2. Businesses are responsible for PROMOTING SOCIAL JUSTICE.
a. For its own well-being, business depends on its employees being active in civil society such as politics, law, churches, arts and charities.
b. Many companies use group volunteer projects to encourage team building while improving their communities.
3. Business is responsible for CONTRIBUTING TO MAKING ITS OWN ENVIRONMENT A BETTER PLACE.
4. Many corporations are publishing reports that document their net social contribution.
G. SOCIAL AUDITING.
1. How can you know hoe well organizations are making social responsiveness an integral part of top management's decision making?
2. A SOCIAL AUDIT is a systematic evaluation of an organization's progress toward implementing programs that are socially responsible and responsive.
3. PROBLEMS related to social auditing:
a. It is DIFFICULT TO DEFINE what 'socially responsible and responsive.'
b. Business activities and their effects on society are DIFFICULT TO MEASURE.
4. Some suggest that positive actions be added up and NEGATIVE EFFECTS SUBTRACTED to get a NET SOCIAL CONTRIBUTION.
5. Four groups serve as 'watchdogs' regarding how well companies enforce their ethical and social responsibility policies:
a. SOCIALLY CONSCIOUS INVESTORS, who insist that companies extent the company's own high standards to all their suppliers.
b. ENVIRONMENTALISTS, who apply pressure by naming names of companies that don't abide by the environmentalists' standards.
c. UNION OFFICIALS, who hunt down violations and force companies to comply to avoid negative publicity.
d. CUSTOMERS, who take their business elsewhere if a company demonstrates socially irresponsible practices.
V. INTERNATIONAL ETHICS AND RESPONSI BILITY.
LEARNING GOAL 6. Analyze the role of American businesses in influencing ethical and social responsibility in global markets.
A. ETHICAL PROBLEMS ARE NOT UNIQUE TO THE UNITED STATES.
1. The text gives the examples of recent 'influence peddling' in Japan, South Korea, and China.

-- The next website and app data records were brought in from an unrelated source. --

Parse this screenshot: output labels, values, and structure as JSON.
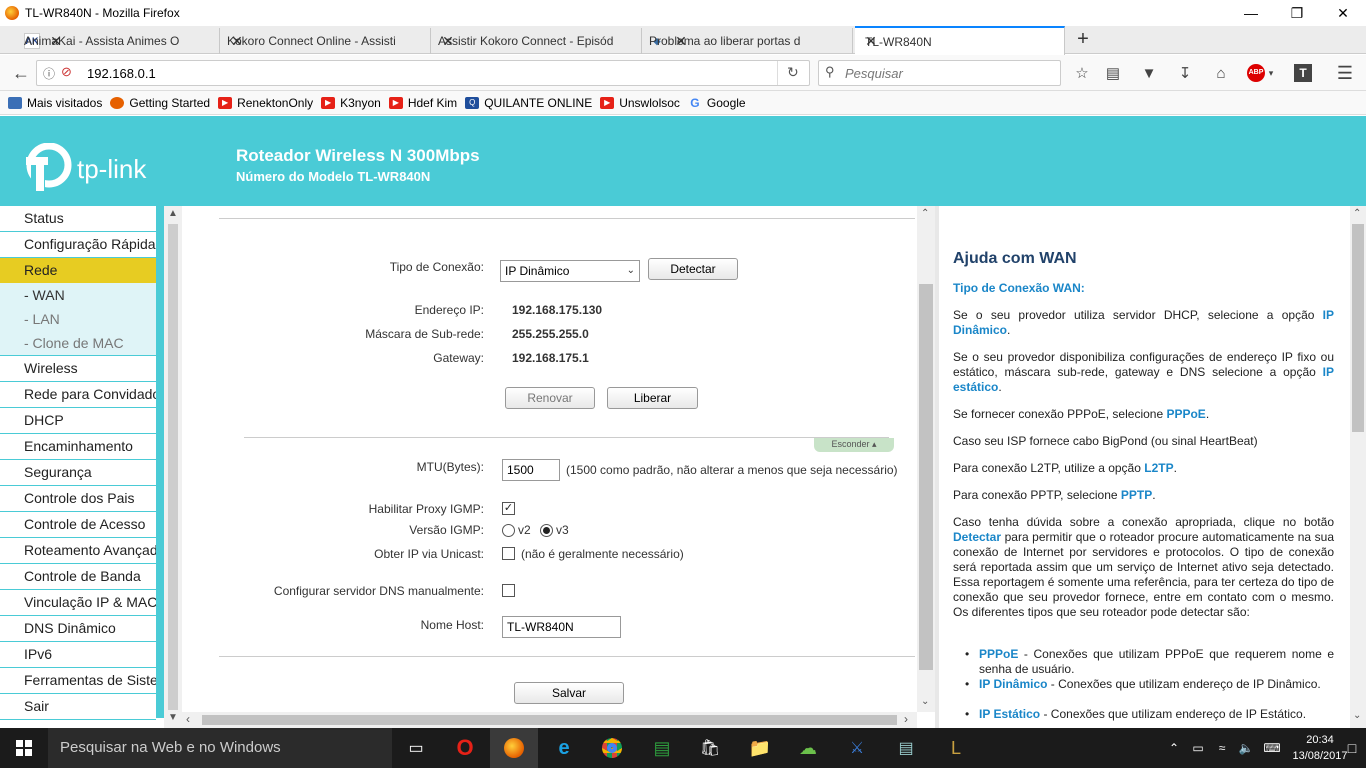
{
  "window": {
    "title": "TL-WR840N - Mozilla Firefox"
  },
  "tabs": [
    {
      "label": "AnimaKai - Assista Animes O",
      "icon": "ak-icon"
    },
    {
      "label": "Kokoro Connect Online - Assisti",
      "icon": "none"
    },
    {
      "label": "Assistir Kokoro Connect - Episód",
      "icon": "none"
    },
    {
      "label": "Problema ao liberar portas d",
      "icon": "forum-icon"
    },
    {
      "label": "TL-WR840N",
      "icon": "none"
    }
  ],
  "nav": {
    "url": "192.168.0.1",
    "search_placeholder": "Pesquisar"
  },
  "bookmarks": [
    {
      "label": "Mais visitados",
      "color": "#3b6fb6"
    },
    {
      "label": "Getting Started",
      "color": "#e66000"
    },
    {
      "label": "RenektonOnly",
      "color": "#e62117"
    },
    {
      "label": "K3nyon",
      "color": "#e62117"
    },
    {
      "label": "Hdef Kim",
      "color": "#e62117"
    },
    {
      "label": "QUILANTE ONLINE",
      "color": "#1f4e9c"
    },
    {
      "label": "Unswlolsoc",
      "color": "#e62117"
    },
    {
      "label": "Google",
      "color": "#4285f4"
    }
  ],
  "router": {
    "brand": "tp-link",
    "title": "Roteador Wireless N 300Mbps",
    "model": "Número do Modelo TL-WR840N",
    "accent": "#4acbd6",
    "active_color": "#e7cc22"
  },
  "menu": [
    {
      "label": "Status",
      "type": "main"
    },
    {
      "label": "Configuração Rápida",
      "type": "main"
    },
    {
      "label": "Rede",
      "type": "active"
    },
    {
      "label": "- WAN",
      "type": "sub"
    },
    {
      "label": "- LAN",
      "type": "subdim"
    },
    {
      "label": "- Clone de MAC",
      "type": "subdim"
    },
    {
      "label": "Wireless",
      "type": "main"
    },
    {
      "label": "Rede para Convidados",
      "type": "main"
    },
    {
      "label": "DHCP",
      "type": "main"
    },
    {
      "label": "Encaminhamento",
      "type": "main"
    },
    {
      "label": "Segurança",
      "type": "main"
    },
    {
      "label": "Controle dos Pais",
      "type": "main"
    },
    {
      "label": "Controle de Acesso",
      "type": "main"
    },
    {
      "label": "Roteamento Avançado",
      "type": "main"
    },
    {
      "label": "Controle de Banda",
      "type": "main"
    },
    {
      "label": "Vinculação IP & MAC",
      "type": "main"
    },
    {
      "label": "DNS Dinâmico",
      "type": "main"
    },
    {
      "label": "IPv6",
      "type": "main"
    },
    {
      "label": "Ferramentas de Sistema",
      "type": "main"
    },
    {
      "label": "Sair",
      "type": "main"
    }
  ],
  "wan": {
    "conn_type_label": "Tipo de Conexão:",
    "conn_type_value": "IP Dinâmico",
    "detect_btn": "Detectar",
    "ip_label": "Endereço IP:",
    "ip_value": "192.168.175.130",
    "mask_label": "Máscara de Sub-rede:",
    "mask_value": "255.255.255.0",
    "gw_label": "Gateway:",
    "gw_value": "192.168.175.1",
    "renew_btn": "Renovar",
    "release_btn": "Liberar",
    "hide_label": "Esconder",
    "mtu_label": "MTU(Bytes):",
    "mtu_value": "1500",
    "mtu_note": "(1500 como padrão, não alterar a menos que seja necessário)",
    "igmp_proxy_label": "Habilitar Proxy IGMP:",
    "igmp_proxy_checked": "✓",
    "igmp_ver_label": "Versão IGMP:",
    "igmp_v2": "v2",
    "igmp_v3": "v3",
    "unicast_label": "Obter IP via Unicast:",
    "unicast_note": "(não é geralmente necessário)",
    "dns_label": "Configurar servidor DNS manualmente:",
    "host_label": "Nome Host:",
    "host_value": "TL-WR840N",
    "save_btn": "Salvar"
  },
  "help": {
    "title": "Ajuda com WAN",
    "subtitle": "Tipo de Conexão WAN:",
    "p1a": "Se o seu provedor utiliza servidor DHCP, selecione a opção ",
    "p1b": "IP Dinâmico",
    "p1c": ".",
    "p2a": "Se o seu provedor disponibiliza configurações de endereço IP fixo ou estático, máscara sub-rede, gateway e DNS selecione a opção ",
    "p2b": "IP estático",
    "p2c": ".",
    "p3a": "Se fornecer conexão PPPoE, selecione ",
    "p3b": "PPPoE",
    "p3c": ".",
    "p4": "Caso seu ISP fornece cabo BigPond (ou sinal HeartBeat)",
    "p5a": "Para conexão L2TP, utilize a opção ",
    "p5b": "L2TP",
    "p5c": ".",
    "p6a": "Para conexão PPTP, selecione ",
    "p6b": "PPTP",
    "p6c": ".",
    "p7a": "Caso tenha dúvida sobre a conexão apropriada, clique no botão ",
    "p7b": "Detectar",
    "p7c": " para permitir que o roteador procure automaticamente na sua conexão de Internet por servidores e protocolos. O tipo de conexão será reportada assim que um serviço de Internet ativo seja detectado. Essa reportagem é somente uma referência, para ter certeza do tipo de conexão que seu provedor fornece, entre em contato com o mesmo. Os diferentes tipos que seu roteador pode detectar são:",
    "b1a": "PPPoE",
    "b1b": " - Conexões que utilizam PPPoE que requerem nome e senha de usuário.",
    "b2a": "IP Dinâmico",
    "b2b": " - Conexões que utilizam endereço de IP Dinâmico.",
    "b3a": "IP Estático",
    "b3b": " - Conexões que utilizam endereço de IP Estático."
  },
  "taskbar": {
    "search": "Pesquisar na Web e no Windows",
    "time": "20:34",
    "date": "13/08/2017"
  }
}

2. WHAT IS NEW IS THAT LEADERS ARE BEING HELD TO NEW, HIGHER STANDARDS.
B. Many American businesses are demanding socially responsible behavior from international suppliers.
1. They make sure their suppliers do not violate U.S. human rights and environmental standards.
2. In contrast there are companies such Nike that have often been criticized for the low pay and long hours of factory workers in Asia.
3. Should international suppliers be required to adhere to American ethical standards? What about countries where child labor is an accepted part of society? What about multi-national corporations?
a. None of these questions are easy to answer.
b. They show how complex social responsibility issues are in international markets.
c. It isn't enough for a company to be right when it comes to ethics and social responsibility-it also has to convince its customers it's right.